Segment Open

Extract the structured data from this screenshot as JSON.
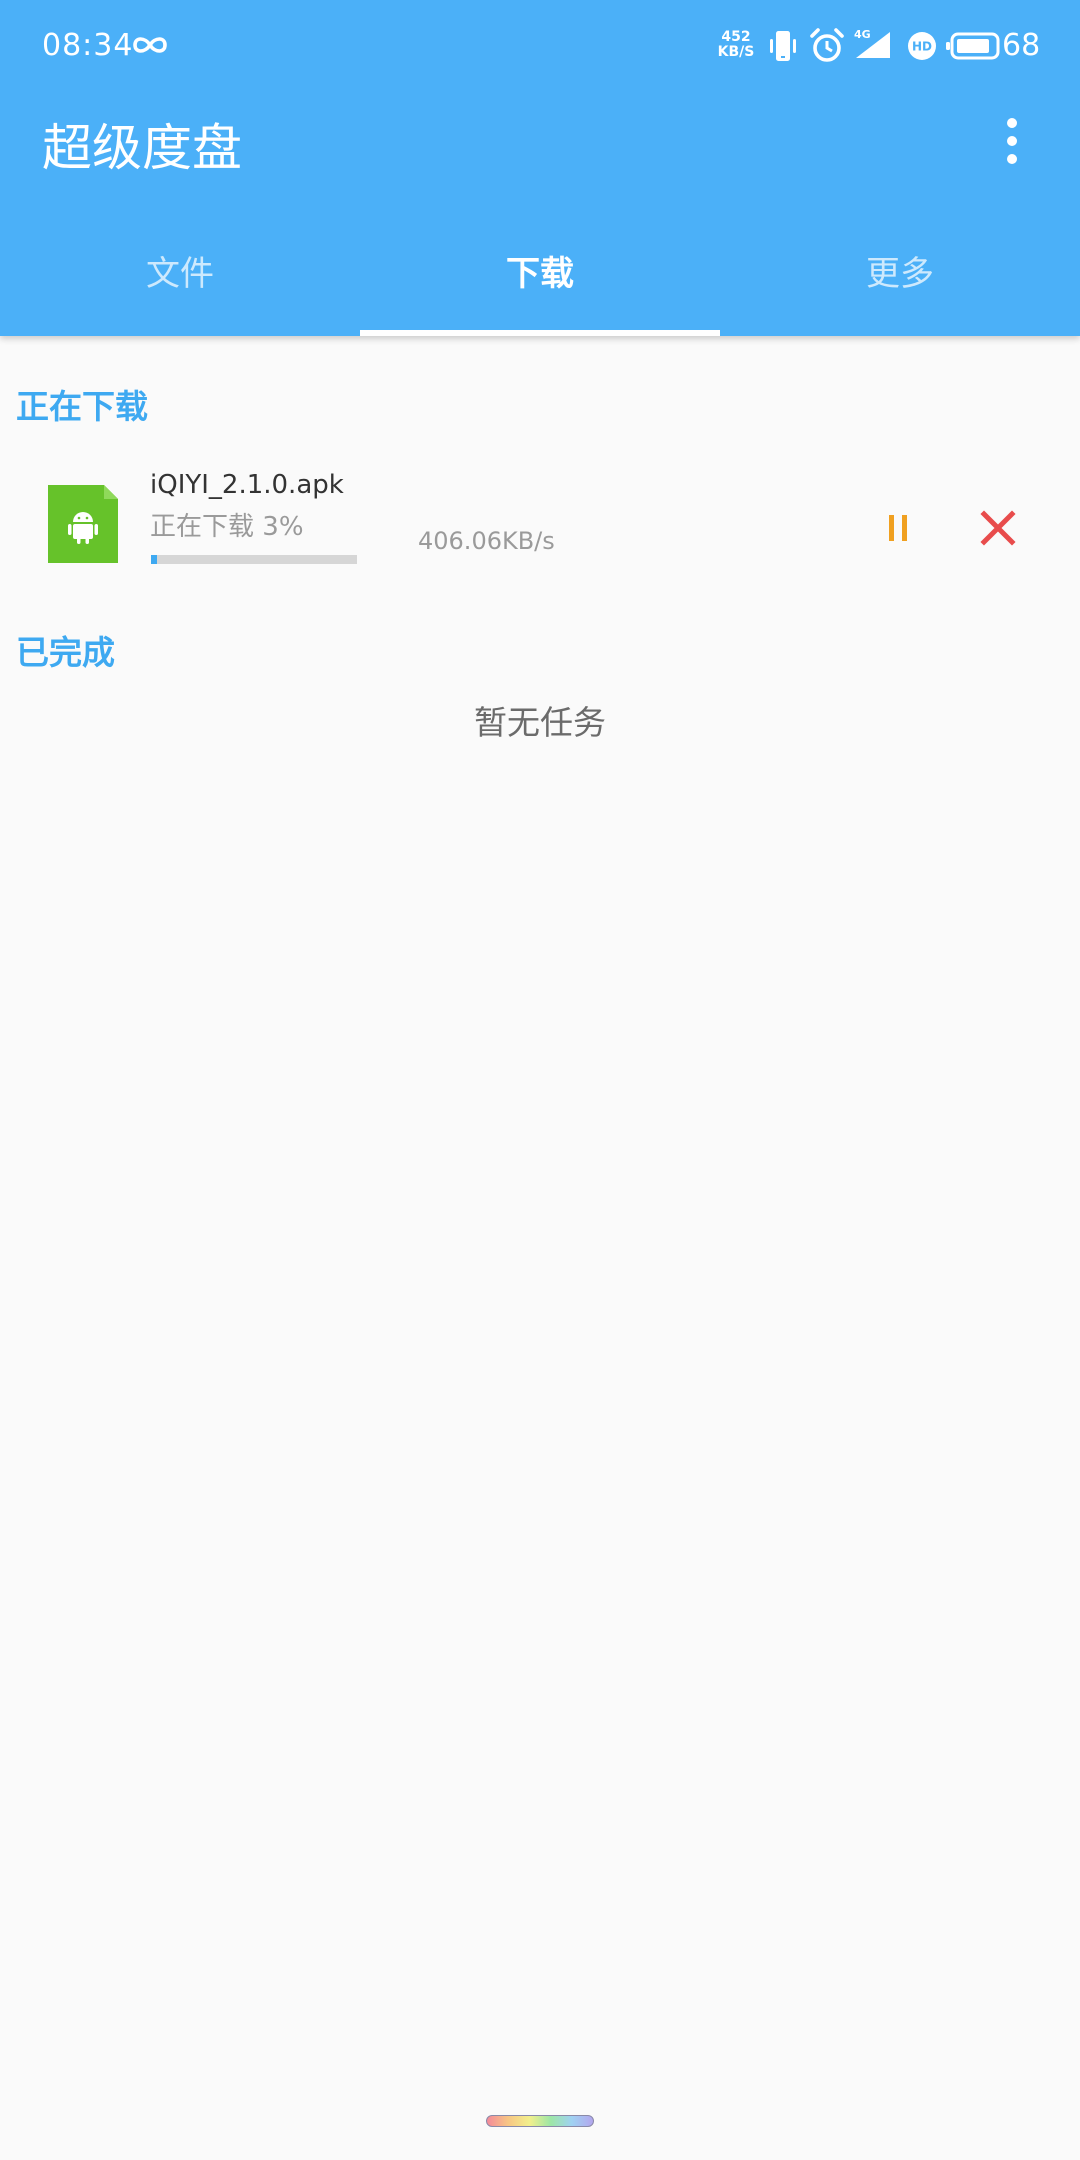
{
  "status_bar": {
    "time": "08:34",
    "net_speed_value": "452",
    "net_speed_unit": "KB/S",
    "network_type": "4G",
    "hd_label": "HD",
    "battery_level": "68"
  },
  "app_bar": {
    "title": "超级度盘"
  },
  "tabs": [
    {
      "label": "文件",
      "active": false
    },
    {
      "label": "下载",
      "active": true
    },
    {
      "label": "更多",
      "active": false
    }
  ],
  "downloading": {
    "section_title": "正在下载",
    "items": [
      {
        "file_name": "iQIYI_2.1.0.apk",
        "status": "正在下载",
        "percent_text": "3%",
        "progress": 0.03,
        "speed": "406.06KB/s",
        "icon": "android-apk-icon"
      }
    ]
  },
  "completed": {
    "section_title": "已完成",
    "empty_text": "暂无任务"
  },
  "colors": {
    "primary": "#4bb0f8",
    "accent": "#3ea9f1",
    "pause": "#f0a020",
    "cancel": "#e84c4c",
    "file_icon": "#66c22a"
  }
}
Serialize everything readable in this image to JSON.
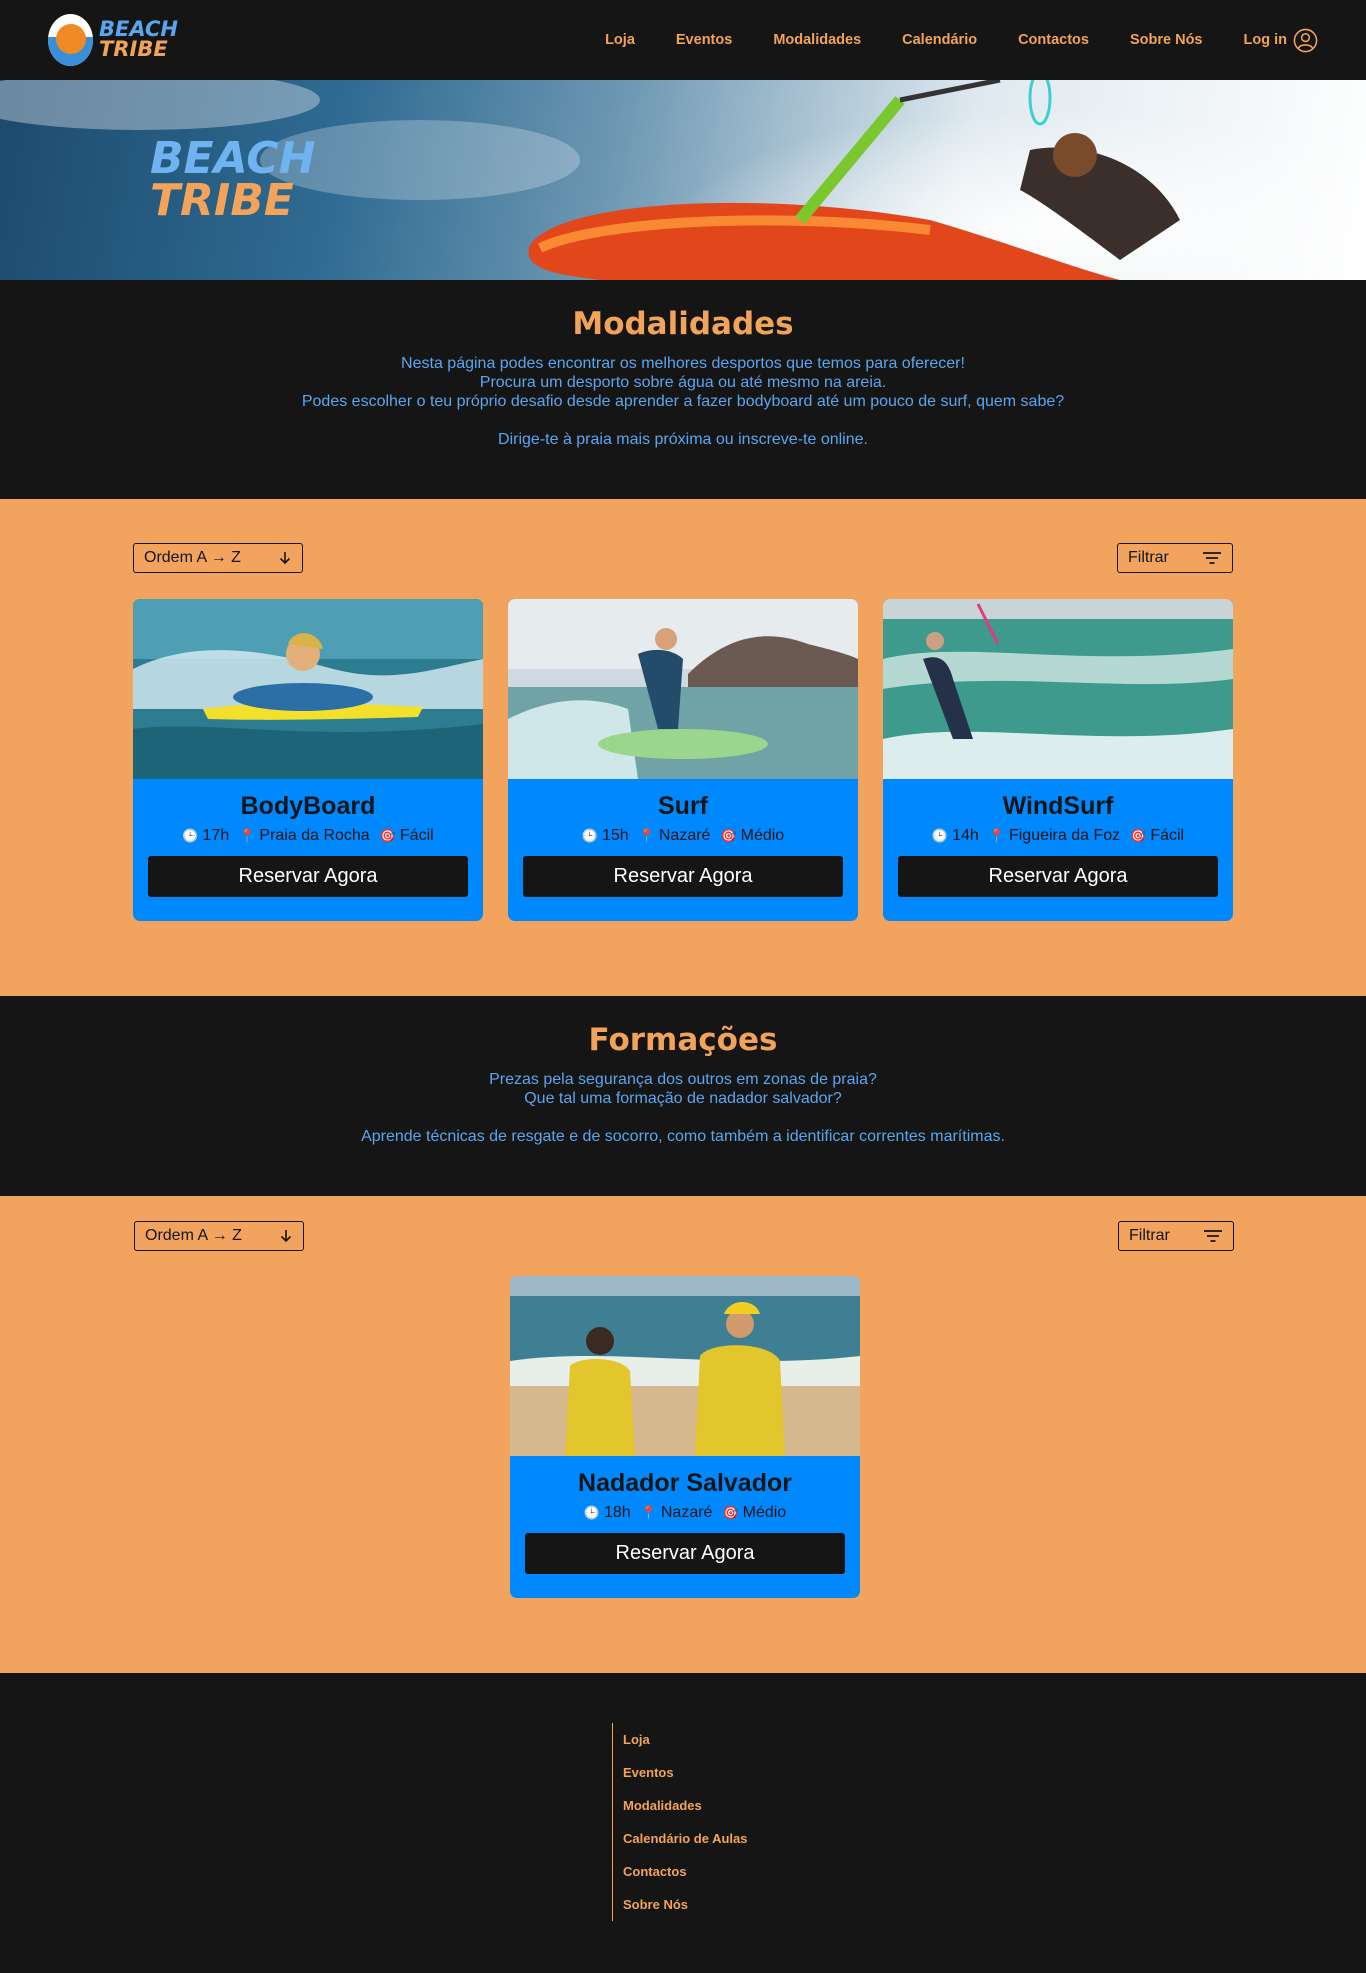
{
  "brand": {
    "line1": "BEACH",
    "line2": "TRIBE"
  },
  "nav": {
    "items": [
      "Loja",
      "Eventos",
      "Modalidades",
      "Calendário",
      "Contactos",
      "Sobre Nós"
    ],
    "login": "Log in"
  },
  "hero": {
    "line1": "BEACH",
    "line2": "TRIBE"
  },
  "modalidades": {
    "title": "Modalidades",
    "lines": [
      "Nesta página podes encontrar os melhores desportos que temos para oferecer!",
      "Procura um desporto sobre água ou até mesmo na areia.",
      "Podes escolher o teu próprio desafio desde aprender a fazer bodyboard até um pouco de surf, quem sabe?"
    ],
    "extra": "Dirige-te à praia mais próxima ou inscreve-te online."
  },
  "controls": {
    "sort_label": "Ordem A → Z",
    "filter_label": "Filtrar"
  },
  "cards_sports": [
    {
      "title": "BodyBoard",
      "time": "17h",
      "place": "Praia da Rocha",
      "level": "Fácil",
      "button": "Reservar Agora"
    },
    {
      "title": "Surf",
      "time": "15h",
      "place": "Nazaré",
      "level": "Médio",
      "button": "Reservar Agora"
    },
    {
      "title": "WindSurf",
      "time": "14h",
      "place": "Figueira da Foz",
      "level": "Fácil",
      "button": "Reservar Agora"
    }
  ],
  "formacoes": {
    "title": "Formações",
    "lines": [
      "Prezas pela segurança dos outros em zonas de praia?",
      "Que tal uma formação de nadador salvador?"
    ],
    "extra": "Aprende técnicas de resgate e de socorro, como também a identificar correntes marítimas."
  },
  "cards_training": [
    {
      "title": "Nadador Salvador",
      "time": "18h",
      "place": "Nazaré",
      "level": "Médio",
      "button": "Reservar Agora"
    }
  ],
  "footer": {
    "links": [
      "Loja",
      "Eventos",
      "Modalidades",
      "Calendário de Aulas",
      "Contactos",
      "Sobre Nós"
    ]
  },
  "colors": {
    "dark": "#151515",
    "orange": "#f2a35a",
    "band": "#f2a35e",
    "blue": "#0088ff",
    "text_blue": "#5aa6ee"
  },
  "icons": {
    "clock": "clock-icon",
    "pin": "pin-icon",
    "level": "target-icon",
    "sort": "arrow-down-icon",
    "filter": "filter-lines-icon",
    "user": "user-icon"
  }
}
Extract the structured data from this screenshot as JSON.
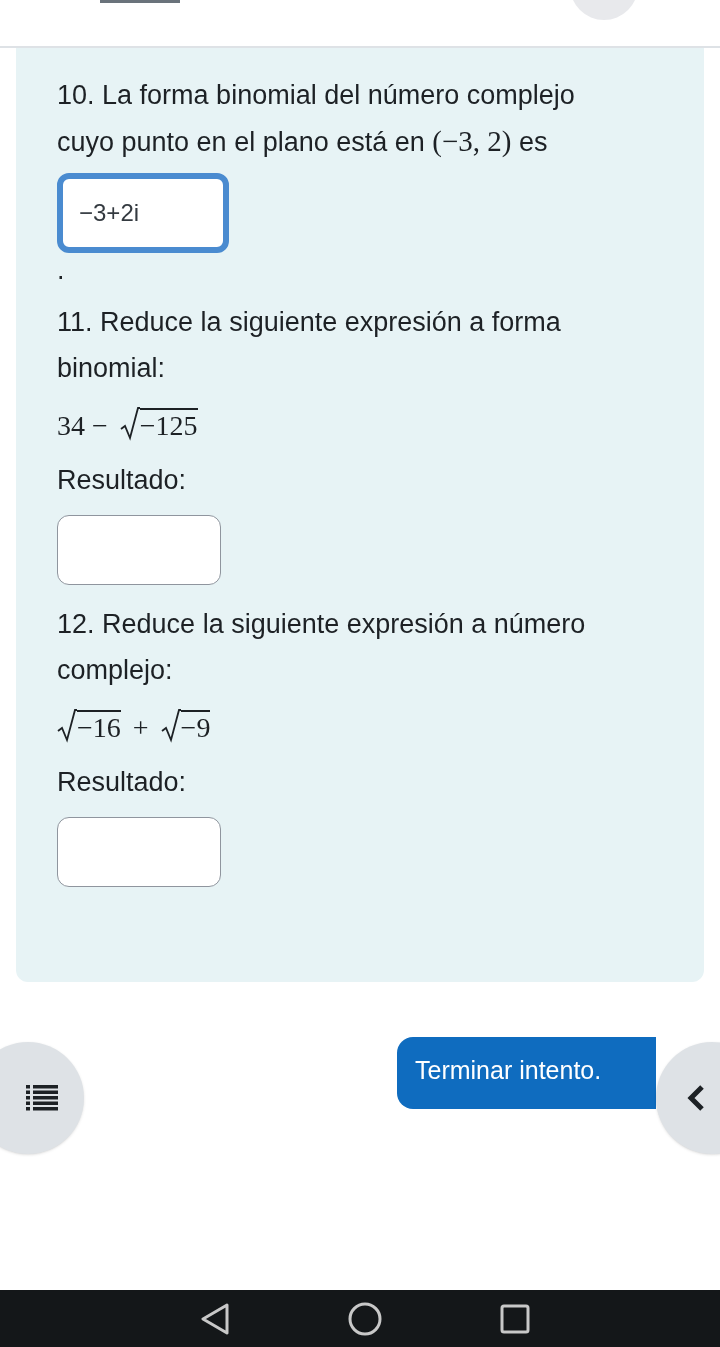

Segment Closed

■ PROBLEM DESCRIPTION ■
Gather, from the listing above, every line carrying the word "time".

■ RESPONSE BOX ■
    "time": "08:34",
      "time": "17h",
      "time": "15h",
      "time": "14h",
      "time": "18h",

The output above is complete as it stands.